By Walker Foley
The artwork for Last Call at the Oasis
Drought, famine, disease and war – are these the buzz words of our nightmares, distanced from public perception by vast oceans and foreign lands? Or are they the social products of the rapidly dwindling resource vital to life on Earth?
In many areas of the U.S., the concept of water shortages may seem as foreign as excavating icebergs for potable product. Turn on your tap after all, and the water gods will make it rain. But for those not so blessed, shrinking water supplies in the American Southwest and elsewhere on the globe serve a painful lesson: the tap is running dry.
Jessica Yu’s new film, Last Call at the Oasis, sounds the alarm on dwindling global water resources, and invites Americans to bridge the distance between them and their water.

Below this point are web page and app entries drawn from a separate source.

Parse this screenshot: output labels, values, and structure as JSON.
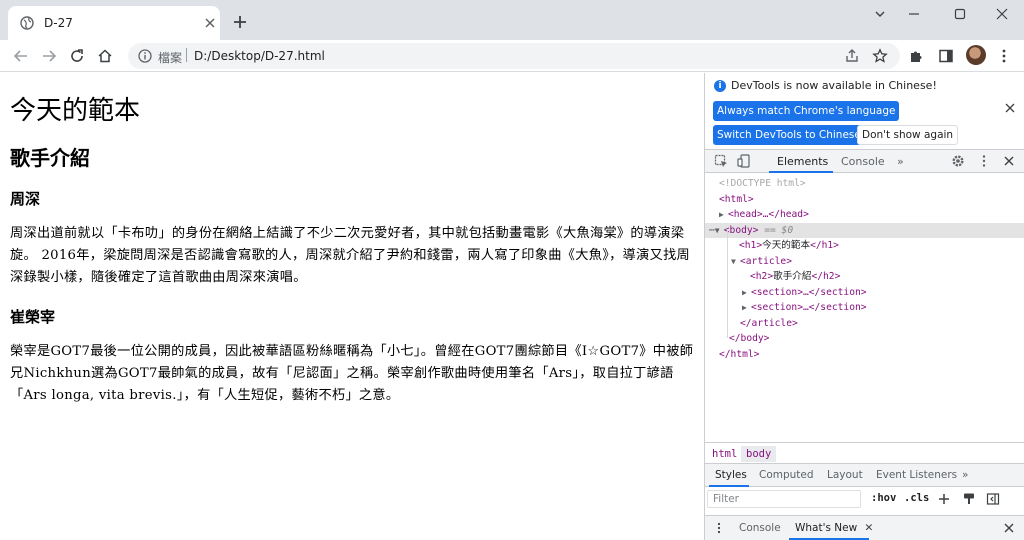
{
  "browser": {
    "tab_title": "D-27",
    "omnibox": {
      "scheme_label": "檔案",
      "url": "D:/Desktop/D-27.html"
    }
  },
  "page": {
    "h1": "今天的範本",
    "h2": "歌手介紹",
    "sections": [
      {
        "heading": "周深",
        "paragraph": "周深出道前就以「卡布叻」的身份在網絡上結識了不少二次元愛好者，其中就包括動畫電影《大魚海棠》的導演梁旋。 2016年，梁旋問周深是否認識會寫歌的人，周深就介紹了尹約和錢雷，兩人寫了印象曲《大魚》，導演又找周深錄製小樣，隨後確定了這首歌曲由周深來演唱。"
      },
      {
        "heading": "崔榮宰",
        "paragraph": "榮宰是GOT7最後一位公開的成員，因此被華語區粉絲暱稱為「小七」。曾經在GOT7團綜節目《I☆GOT7》中被師兄Nichkhun選為GOT7最帥氣的成員，故有「尼認面」之稱。榮宰創作歌曲時使用筆名「Ars」，取自拉丁諺語「Ars longa, vita brevis.」，有「人生短促，藝術不朽」之意。"
      }
    ]
  },
  "devtools": {
    "notice": {
      "text": "DevTools is now available in Chinese!",
      "btn_match": "Always match Chrome's language",
      "btn_switch": "Switch DevTools to Chinese",
      "btn_dont_show": "Don't show again"
    },
    "tabs": {
      "elements": "Elements",
      "console": "Console",
      "more": "»"
    },
    "dom": {
      "doctype": "<!DOCTYPE html>",
      "html_open": "<html>",
      "head": "<head>…</head>",
      "body_open": "<body>",
      "body_selected_marker": "== $0",
      "h1_open": "<h1>",
      "h1_text": "今天的範本",
      "h1_close": "</h1>",
      "article_open": "<article>",
      "h2_open": "<h2>",
      "h2_text": "歌手介紹",
      "h2_close": "</h2>",
      "section_1": "<section>…</section>",
      "section_2": "<section>…</section>",
      "article_close": "</article>",
      "body_close": "</body>",
      "html_close": "</html>"
    },
    "breadcrumbs": [
      "html",
      "body"
    ],
    "style_tabs": [
      "Styles",
      "Computed",
      "Layout",
      "Event Listeners",
      "»"
    ],
    "filter": {
      "placeholder": "Filter",
      "hov": ":hov",
      "cls": ".cls"
    },
    "drawer": {
      "console": "Console",
      "whats_new": "What's New"
    },
    "colors": {
      "accent": "#1a73e8",
      "tag": "#881280"
    }
  }
}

Through the opening credits water waltzes seductively, teasing the audience with a glittering, circus-spectacle. The circus must end though, and the film must tell its dark tale.

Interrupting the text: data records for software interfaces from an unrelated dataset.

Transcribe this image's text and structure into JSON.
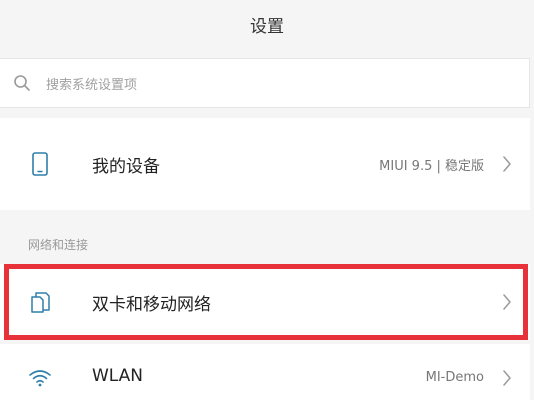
{
  "header": {
    "title": "设置"
  },
  "search": {
    "placeholder": "搜索系统设置项",
    "icon": "search-icon"
  },
  "device_row": {
    "label": "我的设备",
    "value": "MIUI 9.5 | 稳定版",
    "icon": "phone-icon"
  },
  "network_section": {
    "header": "网络和连接",
    "items": [
      {
        "label": "双卡和移动网络",
        "value": "",
        "icon": "sim-cards-icon",
        "highlighted": true
      },
      {
        "label": "WLAN",
        "value": "MI-Demo",
        "icon": "wifi-icon"
      }
    ]
  },
  "colors": {
    "accent": "#2f7fa8",
    "highlight": "#e8323a",
    "background": "#f5f5f5"
  }
}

When the Lights Go Out
“Water,” Erin Brockovich begins, “is everything. The single most necessary element for any of us to sustain, and live, and thrive is water.” Speaking of water’s importance, Brockovich draws from her father’s wisdom who warned her, “… in my lifetime that we would see water become more valuable than oil, he said, because there will be so little of it.”

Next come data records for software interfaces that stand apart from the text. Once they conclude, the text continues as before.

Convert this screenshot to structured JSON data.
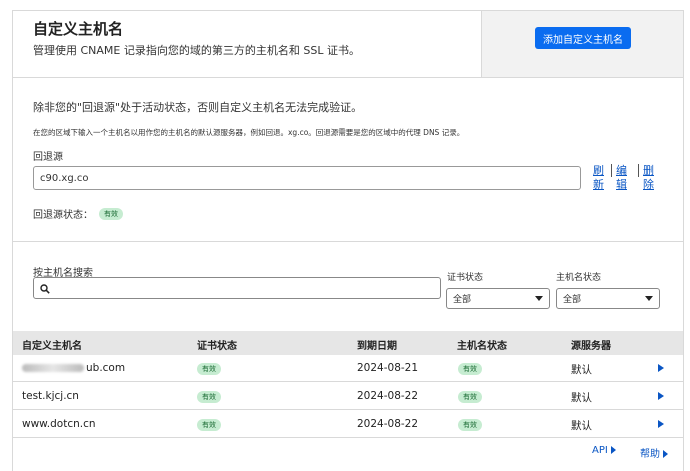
{
  "header": {
    "title": "自定义主机名",
    "description": "管理使用 CNAME 记录指向您的域的第三方的主机名和 SSL 证书。",
    "add_button": "添加自定义主机名"
  },
  "origin": {
    "warning": "除非您的\"回退源\"处于活动状态，否则自定义主机名无法完成验证。",
    "description": "在您的区域下输入一个主机名以用作您的主机名的默认源服务器，例如回退。xg.co。回退源需要是您的区域中的代理 DNS 记录。",
    "label": "回退源",
    "value": "c90.xg.co",
    "actions": [
      {
        "line1": "刷",
        "line2": "新"
      },
      {
        "line1": "编",
        "line2": "辑"
      },
      {
        "line1": "删",
        "line2": "除"
      }
    ],
    "status_label": "回退源状态：",
    "status_value": "有效"
  },
  "search": {
    "label": "按主机名搜索",
    "placeholder": "",
    "cert_status_label": "证书状态",
    "cert_status_value": "全部",
    "host_status_label": "主机名状态",
    "host_status_value": "全部"
  },
  "table": {
    "columns": [
      "自定义主机名",
      "证书状态",
      "到期日期",
      "主机名状态",
      "源服务器"
    ],
    "rows": [
      {
        "hostname_visible": "ub.com",
        "cert_status": "有效",
        "expiry": "2024-08-21",
        "host_status": "有效",
        "origin": "默认"
      },
      {
        "hostname": "test.kjcj.cn",
        "cert_status": "有效",
        "expiry": "2024-08-22",
        "host_status": "有效",
        "origin": "默认"
      },
      {
        "hostname": "www.dotcn.cn",
        "cert_status": "有效",
        "expiry": "2024-08-22",
        "host_status": "有效",
        "origin": "默认"
      }
    ]
  },
  "footer": {
    "api_link": "API",
    "help_link": "帮助"
  },
  "colors": {
    "accent": "#0a6cf0",
    "link": "#0a56c4",
    "badge_bg": "#c6ecd1",
    "badge_text": "#1a6a33",
    "table_header_bg": "#e6e6e6"
  }
}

There’s nothing fanciful about the predictions of Brockovich’s childhood memories – the evidence is everywhere. Last Call at the Oasis begins by examining the consequences for the Southwest as climate change, water mismanagement and population growth threaten the long-term viability of the entire region. Having over-tapped the Colorado River, farms are unable to get water for irrigation, while cities struggle to find an electrical alternative to the failing Hoover Dam. Despite the slowdown in agriculture and energy, development (and population) escalates. Read the full article…